Most of the evidence we’ve seen about pumpkin seeds and prevention or treatment of diabetes has come from animal studies. For this reason, we consider research in this area to be preliminary. However, recent studies on laboratory animals have shown the ability of ground pumpkin seeds, pumpkin seed extracts, and pumpkin seed oil to improve insulin regulation in diabetic animals and to prevent some unwanted consequences of diabetes on kidney function. Decrease in oxidative stress has played a key role in many studies that show benefits of pumpkin seeds for diabetic animals.
Pumpkin seeds, pumpkin seed extracts, and pumpkin seed oil have long been valued for their anti-microbial benefits, including their anti-fungal and anti-viral properties. Research points to the role of unique proteins in pumpkin seeds as the source of many antimicrobial benefits. The lignans in pumpkin seeds (including pinoresinol, medioresinol, and lariciresinol) have also been shown to have antimicrobial—and especially anti-viral— properties. Impact of pumpkin seed proteins and pumpkin seed phytonutrients like lignans on the activity of a messaging molecule called interferon gamma (IFN-gamma) is likely to be involved in the antimicrobial benefits associated with this food.

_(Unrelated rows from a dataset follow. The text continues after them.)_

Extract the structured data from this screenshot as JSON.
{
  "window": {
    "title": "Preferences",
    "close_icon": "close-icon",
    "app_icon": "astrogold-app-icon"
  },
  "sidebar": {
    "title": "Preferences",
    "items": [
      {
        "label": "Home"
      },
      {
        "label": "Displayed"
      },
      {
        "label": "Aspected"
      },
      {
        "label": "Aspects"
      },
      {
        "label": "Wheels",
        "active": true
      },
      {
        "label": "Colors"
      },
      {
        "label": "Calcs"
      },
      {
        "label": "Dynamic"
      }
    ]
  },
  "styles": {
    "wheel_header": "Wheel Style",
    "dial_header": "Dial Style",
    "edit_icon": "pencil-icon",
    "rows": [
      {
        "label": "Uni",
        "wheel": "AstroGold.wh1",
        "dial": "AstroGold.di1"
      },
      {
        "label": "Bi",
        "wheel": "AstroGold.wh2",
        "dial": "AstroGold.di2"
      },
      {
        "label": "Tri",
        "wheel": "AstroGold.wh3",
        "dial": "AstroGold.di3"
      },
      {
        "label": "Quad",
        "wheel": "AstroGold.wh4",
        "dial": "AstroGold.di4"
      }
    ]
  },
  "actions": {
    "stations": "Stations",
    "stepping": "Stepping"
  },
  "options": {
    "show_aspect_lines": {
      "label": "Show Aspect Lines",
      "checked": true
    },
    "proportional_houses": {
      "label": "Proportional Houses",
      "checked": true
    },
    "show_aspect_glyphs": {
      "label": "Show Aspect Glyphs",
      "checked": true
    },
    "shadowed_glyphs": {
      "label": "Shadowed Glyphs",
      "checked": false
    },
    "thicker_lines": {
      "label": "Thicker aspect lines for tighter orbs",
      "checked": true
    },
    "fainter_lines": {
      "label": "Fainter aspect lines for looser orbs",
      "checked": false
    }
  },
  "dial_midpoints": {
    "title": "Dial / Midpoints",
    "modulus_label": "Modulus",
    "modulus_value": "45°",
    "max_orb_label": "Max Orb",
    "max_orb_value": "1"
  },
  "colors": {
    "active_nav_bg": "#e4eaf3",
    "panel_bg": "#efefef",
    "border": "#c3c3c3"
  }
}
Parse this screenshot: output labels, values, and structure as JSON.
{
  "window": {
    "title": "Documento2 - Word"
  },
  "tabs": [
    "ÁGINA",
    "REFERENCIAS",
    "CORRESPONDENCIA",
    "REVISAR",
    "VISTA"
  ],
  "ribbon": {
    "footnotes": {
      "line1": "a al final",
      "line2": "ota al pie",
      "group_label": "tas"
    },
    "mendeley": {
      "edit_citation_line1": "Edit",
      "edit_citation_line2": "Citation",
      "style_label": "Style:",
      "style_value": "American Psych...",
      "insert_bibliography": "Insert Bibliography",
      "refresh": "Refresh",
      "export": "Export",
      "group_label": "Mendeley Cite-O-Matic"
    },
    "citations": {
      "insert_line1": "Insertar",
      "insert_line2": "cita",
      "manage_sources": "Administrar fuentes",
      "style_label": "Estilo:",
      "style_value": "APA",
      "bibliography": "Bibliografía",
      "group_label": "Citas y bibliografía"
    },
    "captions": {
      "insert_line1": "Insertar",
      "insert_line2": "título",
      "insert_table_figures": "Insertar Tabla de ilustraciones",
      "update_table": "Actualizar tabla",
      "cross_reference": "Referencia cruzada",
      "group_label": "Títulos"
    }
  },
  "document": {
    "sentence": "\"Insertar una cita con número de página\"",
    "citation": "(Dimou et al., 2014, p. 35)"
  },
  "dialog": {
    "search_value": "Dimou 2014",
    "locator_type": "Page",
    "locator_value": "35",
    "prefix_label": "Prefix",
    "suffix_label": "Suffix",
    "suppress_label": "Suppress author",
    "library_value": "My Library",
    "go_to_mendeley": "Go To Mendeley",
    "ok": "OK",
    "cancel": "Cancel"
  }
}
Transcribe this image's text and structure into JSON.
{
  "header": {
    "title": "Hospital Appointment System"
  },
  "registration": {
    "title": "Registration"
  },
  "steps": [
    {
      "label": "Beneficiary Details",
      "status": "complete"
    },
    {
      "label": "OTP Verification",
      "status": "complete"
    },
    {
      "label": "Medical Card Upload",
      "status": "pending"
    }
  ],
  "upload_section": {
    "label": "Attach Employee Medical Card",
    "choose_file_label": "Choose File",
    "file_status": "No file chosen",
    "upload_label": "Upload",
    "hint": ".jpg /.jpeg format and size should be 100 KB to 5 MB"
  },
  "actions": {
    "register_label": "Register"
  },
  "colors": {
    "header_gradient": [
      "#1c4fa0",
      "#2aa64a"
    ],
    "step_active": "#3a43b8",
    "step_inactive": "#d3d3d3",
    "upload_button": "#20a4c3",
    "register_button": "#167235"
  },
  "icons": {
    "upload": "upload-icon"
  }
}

Because oxidative stress is known to play a role in the development of some cancers, and pumpkin seeds are unique in their composition of antioxidant nutrients, it’s not surprising to find some preliminary evidence of decreased cancer risk in association with pumpkin seed intake. However, the antioxidant content of pumpkin seeds has not been the focus of preliminary research in this cancer area. Instead, the research has focused on lignans. Only breast cancer and prostate cancer seem to have received much attention in the research world in connection with pumpkin seed intake, and much of that attention has been limited to the lignan content of pumpkin seeds. To some extent, this same focus on lignans has occurred in research on prostate cancer as well. For these reasons, we cannot describe the cancer-related benefits of pumpkin seeds as being well-documented in the research, even though pumpkin seeds may eventually be shown to have important health benefits in this area.
Possible Benefits for Benign Prostatic Hyperplasia (BPH)
Pumpkin seed extracts and oils have long been used in treatment of Benign Prostatic Hyperplasia (BPH). BPH is a health problem involving non-cancer enlargement of the prostate gland, and it commonly affects middle-aged and older men in the U.S. Studies have linked different nutrients in pumpkin seeds to their beneficial effects on BPH, including their phytosterols, lignans, and zinc. Among these groups, research on phytosterols is the strongest, and it centers on three phytosterols found in pumpkin seeds: beta-sitosterol, sitostanol, and avenasterol. The phytosterols campesterol, stigmasterol, and campestanol have also been found in pumpkin seeds in some studies. Unfortunately, studies on BPH have typically involved extracts or oils rather than pumpkin seeds themselves. For this reason, it’s just not possible to tell whether everyday intake of pumpkin seeds in food form has a beneficial impact on BPH. Equally impossible to determine is whether intake of pumpkin seeds in food form can lower a man’s risk of BPH. We look forward to future studies that will hopefully provide us with answers to those questions.